Content starts
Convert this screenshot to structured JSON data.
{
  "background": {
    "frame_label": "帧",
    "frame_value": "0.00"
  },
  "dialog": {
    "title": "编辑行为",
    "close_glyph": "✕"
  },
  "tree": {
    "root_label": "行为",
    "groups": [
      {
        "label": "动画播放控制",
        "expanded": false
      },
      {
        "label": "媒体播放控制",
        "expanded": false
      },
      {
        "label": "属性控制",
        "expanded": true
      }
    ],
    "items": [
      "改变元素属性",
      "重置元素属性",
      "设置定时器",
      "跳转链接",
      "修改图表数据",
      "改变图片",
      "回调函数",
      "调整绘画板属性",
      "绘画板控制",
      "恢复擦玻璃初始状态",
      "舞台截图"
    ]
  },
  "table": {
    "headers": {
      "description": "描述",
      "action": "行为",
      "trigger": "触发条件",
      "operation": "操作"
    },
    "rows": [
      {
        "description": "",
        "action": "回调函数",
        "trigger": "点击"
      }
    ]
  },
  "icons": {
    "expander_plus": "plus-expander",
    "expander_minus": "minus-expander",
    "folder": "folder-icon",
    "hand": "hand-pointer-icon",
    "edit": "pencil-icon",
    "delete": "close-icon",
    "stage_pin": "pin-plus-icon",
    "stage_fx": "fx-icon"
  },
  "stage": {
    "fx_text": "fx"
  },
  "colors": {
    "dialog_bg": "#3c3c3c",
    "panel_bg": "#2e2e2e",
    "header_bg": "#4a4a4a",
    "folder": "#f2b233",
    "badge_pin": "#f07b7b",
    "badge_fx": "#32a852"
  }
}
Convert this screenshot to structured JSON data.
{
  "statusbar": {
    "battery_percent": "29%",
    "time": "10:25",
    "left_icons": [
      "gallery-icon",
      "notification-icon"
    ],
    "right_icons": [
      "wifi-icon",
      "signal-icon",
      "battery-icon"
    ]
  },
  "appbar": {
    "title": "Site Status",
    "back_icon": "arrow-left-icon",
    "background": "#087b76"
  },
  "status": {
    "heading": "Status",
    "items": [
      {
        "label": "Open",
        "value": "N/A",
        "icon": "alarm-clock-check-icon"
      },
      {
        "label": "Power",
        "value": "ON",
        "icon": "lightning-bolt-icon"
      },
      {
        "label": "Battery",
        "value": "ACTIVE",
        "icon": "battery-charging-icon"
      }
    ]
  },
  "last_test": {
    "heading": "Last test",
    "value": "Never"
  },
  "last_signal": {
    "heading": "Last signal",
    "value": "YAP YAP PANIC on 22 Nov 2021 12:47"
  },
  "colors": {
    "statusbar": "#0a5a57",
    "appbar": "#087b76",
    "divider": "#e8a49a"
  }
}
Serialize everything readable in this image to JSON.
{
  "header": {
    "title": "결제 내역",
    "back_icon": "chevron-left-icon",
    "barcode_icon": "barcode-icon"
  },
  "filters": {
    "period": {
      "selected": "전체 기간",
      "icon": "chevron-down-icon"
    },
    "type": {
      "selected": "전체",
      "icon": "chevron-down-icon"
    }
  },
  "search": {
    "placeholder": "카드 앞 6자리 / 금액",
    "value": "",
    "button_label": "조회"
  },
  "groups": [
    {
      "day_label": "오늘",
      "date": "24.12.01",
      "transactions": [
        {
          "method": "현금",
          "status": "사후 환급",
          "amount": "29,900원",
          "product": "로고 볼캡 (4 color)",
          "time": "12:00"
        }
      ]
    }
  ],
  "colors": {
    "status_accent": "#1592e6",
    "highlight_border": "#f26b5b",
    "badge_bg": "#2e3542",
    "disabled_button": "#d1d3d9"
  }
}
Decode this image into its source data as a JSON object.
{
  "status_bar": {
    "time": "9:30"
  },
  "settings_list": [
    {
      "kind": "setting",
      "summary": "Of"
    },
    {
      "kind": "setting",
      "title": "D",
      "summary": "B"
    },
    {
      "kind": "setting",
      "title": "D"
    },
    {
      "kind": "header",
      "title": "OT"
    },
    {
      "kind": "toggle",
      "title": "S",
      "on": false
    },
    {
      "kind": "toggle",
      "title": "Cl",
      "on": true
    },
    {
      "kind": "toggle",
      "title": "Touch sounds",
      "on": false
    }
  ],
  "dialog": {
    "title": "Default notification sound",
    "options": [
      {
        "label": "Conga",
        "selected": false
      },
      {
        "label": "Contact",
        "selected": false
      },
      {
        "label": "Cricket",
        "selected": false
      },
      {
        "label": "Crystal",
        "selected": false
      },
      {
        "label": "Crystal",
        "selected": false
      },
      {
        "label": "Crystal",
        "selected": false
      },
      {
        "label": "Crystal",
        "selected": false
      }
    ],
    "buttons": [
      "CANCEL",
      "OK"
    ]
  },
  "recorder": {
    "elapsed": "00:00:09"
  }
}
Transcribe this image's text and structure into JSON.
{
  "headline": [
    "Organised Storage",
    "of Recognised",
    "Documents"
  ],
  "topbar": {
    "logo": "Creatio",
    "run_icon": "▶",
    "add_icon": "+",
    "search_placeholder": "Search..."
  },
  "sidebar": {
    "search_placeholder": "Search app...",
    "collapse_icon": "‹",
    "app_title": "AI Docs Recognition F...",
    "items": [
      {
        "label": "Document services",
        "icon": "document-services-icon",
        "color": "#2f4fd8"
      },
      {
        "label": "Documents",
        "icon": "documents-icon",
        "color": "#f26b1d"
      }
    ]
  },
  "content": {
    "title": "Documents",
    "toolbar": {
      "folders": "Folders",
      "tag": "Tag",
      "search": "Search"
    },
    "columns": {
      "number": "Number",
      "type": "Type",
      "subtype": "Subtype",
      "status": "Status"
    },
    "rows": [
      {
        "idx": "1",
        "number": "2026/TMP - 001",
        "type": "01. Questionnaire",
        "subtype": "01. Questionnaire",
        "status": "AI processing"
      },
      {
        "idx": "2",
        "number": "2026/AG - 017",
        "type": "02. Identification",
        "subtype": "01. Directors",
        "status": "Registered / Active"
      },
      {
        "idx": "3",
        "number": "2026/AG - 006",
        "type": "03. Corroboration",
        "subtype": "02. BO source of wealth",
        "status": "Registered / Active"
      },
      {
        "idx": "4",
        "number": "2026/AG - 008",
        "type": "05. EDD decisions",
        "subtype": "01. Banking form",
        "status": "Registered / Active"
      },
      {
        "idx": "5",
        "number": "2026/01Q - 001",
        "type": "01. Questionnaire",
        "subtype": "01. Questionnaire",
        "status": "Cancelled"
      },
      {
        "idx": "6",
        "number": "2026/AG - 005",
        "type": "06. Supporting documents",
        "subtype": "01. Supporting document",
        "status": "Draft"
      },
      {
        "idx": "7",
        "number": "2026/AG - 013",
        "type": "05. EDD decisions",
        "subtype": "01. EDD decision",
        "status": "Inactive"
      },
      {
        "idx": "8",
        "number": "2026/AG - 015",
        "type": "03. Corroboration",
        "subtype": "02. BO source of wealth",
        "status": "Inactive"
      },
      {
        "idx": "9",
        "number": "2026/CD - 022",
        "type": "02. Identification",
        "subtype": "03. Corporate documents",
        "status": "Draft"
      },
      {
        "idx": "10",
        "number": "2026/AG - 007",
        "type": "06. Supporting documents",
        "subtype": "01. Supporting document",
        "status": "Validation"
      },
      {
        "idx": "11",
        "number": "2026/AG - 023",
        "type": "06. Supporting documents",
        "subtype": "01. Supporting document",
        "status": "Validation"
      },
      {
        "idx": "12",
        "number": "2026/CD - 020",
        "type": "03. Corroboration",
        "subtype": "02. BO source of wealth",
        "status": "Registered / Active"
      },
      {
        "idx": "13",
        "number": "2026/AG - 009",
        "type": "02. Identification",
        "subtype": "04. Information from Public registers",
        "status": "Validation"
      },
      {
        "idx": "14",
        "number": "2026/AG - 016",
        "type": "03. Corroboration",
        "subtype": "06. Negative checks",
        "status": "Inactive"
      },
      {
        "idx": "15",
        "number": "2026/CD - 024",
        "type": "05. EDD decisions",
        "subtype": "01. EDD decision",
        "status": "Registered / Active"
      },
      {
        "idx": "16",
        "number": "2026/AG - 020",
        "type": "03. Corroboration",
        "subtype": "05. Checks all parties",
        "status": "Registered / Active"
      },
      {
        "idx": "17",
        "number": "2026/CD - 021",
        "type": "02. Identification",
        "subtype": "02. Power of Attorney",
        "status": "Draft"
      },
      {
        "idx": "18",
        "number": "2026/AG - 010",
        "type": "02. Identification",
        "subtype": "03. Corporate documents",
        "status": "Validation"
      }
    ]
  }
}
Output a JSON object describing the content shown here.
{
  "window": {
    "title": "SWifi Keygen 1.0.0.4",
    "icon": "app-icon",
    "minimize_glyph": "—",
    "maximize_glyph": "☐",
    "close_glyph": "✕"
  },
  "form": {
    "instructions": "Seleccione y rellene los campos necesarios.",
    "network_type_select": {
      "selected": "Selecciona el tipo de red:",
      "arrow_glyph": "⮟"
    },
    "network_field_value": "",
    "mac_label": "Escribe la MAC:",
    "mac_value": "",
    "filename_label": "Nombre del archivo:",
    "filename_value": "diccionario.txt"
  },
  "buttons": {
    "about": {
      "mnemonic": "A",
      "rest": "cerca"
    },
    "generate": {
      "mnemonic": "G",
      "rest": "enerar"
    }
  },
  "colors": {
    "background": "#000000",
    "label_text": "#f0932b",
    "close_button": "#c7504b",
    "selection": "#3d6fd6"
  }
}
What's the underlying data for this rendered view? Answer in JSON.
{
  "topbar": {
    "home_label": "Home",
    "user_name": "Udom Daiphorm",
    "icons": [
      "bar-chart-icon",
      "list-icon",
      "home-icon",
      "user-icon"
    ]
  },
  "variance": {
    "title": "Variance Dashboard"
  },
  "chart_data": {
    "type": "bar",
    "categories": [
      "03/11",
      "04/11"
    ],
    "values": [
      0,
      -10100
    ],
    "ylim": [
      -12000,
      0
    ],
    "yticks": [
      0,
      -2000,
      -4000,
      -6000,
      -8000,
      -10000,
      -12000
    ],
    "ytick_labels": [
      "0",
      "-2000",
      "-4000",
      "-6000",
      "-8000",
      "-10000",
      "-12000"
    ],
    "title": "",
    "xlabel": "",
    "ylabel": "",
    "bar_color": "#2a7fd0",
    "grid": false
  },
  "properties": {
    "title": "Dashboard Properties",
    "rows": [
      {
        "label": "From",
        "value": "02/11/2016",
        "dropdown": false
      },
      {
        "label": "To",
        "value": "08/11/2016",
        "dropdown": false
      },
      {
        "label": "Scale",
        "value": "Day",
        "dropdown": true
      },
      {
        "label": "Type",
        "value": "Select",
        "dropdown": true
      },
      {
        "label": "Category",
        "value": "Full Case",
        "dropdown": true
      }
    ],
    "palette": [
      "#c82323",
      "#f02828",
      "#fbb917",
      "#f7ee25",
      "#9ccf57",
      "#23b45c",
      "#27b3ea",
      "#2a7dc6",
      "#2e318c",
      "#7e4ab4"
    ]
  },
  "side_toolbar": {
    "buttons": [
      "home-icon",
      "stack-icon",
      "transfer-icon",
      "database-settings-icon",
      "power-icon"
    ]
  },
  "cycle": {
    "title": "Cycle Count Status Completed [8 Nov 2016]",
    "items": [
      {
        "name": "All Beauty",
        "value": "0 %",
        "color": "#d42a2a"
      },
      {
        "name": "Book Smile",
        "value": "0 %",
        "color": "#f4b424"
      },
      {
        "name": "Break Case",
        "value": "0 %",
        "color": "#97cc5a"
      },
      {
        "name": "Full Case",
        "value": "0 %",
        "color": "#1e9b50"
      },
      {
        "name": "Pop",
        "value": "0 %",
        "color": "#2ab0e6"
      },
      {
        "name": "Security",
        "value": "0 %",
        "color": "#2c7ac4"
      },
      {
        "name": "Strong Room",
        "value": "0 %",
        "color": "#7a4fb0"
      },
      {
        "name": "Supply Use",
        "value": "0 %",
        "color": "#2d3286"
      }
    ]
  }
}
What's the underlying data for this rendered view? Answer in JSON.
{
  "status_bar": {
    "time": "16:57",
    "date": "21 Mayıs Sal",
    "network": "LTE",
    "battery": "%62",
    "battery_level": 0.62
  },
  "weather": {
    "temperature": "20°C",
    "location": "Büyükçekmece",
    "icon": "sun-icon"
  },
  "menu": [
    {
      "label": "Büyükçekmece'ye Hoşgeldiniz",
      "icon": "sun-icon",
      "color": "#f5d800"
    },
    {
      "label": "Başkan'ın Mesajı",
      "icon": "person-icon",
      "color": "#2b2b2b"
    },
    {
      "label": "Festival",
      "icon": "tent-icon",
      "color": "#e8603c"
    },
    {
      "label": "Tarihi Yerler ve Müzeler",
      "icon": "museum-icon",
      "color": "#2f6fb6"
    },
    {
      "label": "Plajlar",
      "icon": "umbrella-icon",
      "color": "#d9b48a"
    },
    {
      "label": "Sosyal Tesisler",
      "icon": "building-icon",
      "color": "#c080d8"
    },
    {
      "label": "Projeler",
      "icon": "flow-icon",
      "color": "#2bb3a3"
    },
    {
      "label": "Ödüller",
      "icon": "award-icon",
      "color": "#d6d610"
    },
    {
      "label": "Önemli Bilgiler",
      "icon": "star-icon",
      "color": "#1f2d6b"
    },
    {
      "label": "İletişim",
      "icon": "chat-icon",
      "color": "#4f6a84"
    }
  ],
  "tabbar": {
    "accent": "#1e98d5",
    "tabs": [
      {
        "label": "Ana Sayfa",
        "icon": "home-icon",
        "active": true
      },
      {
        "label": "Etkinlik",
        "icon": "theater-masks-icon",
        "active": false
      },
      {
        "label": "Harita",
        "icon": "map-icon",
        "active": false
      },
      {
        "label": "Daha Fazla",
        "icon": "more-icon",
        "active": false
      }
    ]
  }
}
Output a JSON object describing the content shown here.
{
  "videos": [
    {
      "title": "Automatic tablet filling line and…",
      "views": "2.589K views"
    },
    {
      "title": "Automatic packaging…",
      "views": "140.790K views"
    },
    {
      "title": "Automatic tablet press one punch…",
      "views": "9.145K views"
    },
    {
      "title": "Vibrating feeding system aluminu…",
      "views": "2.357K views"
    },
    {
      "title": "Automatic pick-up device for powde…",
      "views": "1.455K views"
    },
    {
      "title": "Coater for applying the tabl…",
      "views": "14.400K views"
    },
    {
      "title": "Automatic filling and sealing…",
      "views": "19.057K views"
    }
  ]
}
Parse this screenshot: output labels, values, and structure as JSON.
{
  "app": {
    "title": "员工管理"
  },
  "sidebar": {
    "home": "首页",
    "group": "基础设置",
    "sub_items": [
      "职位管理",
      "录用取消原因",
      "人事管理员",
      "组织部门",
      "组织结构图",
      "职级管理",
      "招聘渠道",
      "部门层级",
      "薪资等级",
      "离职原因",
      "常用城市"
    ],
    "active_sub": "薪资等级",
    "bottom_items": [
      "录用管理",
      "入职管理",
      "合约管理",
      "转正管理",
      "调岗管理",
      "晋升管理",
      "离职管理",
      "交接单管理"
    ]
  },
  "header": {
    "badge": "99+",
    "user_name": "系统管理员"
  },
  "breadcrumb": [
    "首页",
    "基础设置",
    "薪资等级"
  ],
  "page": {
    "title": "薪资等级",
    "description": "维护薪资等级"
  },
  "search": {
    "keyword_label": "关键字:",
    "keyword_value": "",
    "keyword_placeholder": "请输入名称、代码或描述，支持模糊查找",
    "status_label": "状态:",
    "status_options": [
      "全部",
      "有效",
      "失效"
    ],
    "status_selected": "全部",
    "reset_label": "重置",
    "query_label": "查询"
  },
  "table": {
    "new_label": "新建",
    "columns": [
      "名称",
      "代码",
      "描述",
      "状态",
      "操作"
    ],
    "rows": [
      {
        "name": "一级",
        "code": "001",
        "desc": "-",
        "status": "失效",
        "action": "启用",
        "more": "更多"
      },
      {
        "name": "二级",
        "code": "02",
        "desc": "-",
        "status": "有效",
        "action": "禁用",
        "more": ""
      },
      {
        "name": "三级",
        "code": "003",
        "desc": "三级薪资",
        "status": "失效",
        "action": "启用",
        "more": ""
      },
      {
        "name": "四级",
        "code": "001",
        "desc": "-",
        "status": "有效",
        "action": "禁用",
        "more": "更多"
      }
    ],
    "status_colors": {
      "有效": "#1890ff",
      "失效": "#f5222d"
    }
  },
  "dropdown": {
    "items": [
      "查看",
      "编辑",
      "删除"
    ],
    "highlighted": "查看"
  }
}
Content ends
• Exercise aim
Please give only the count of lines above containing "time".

• Exercise answer
4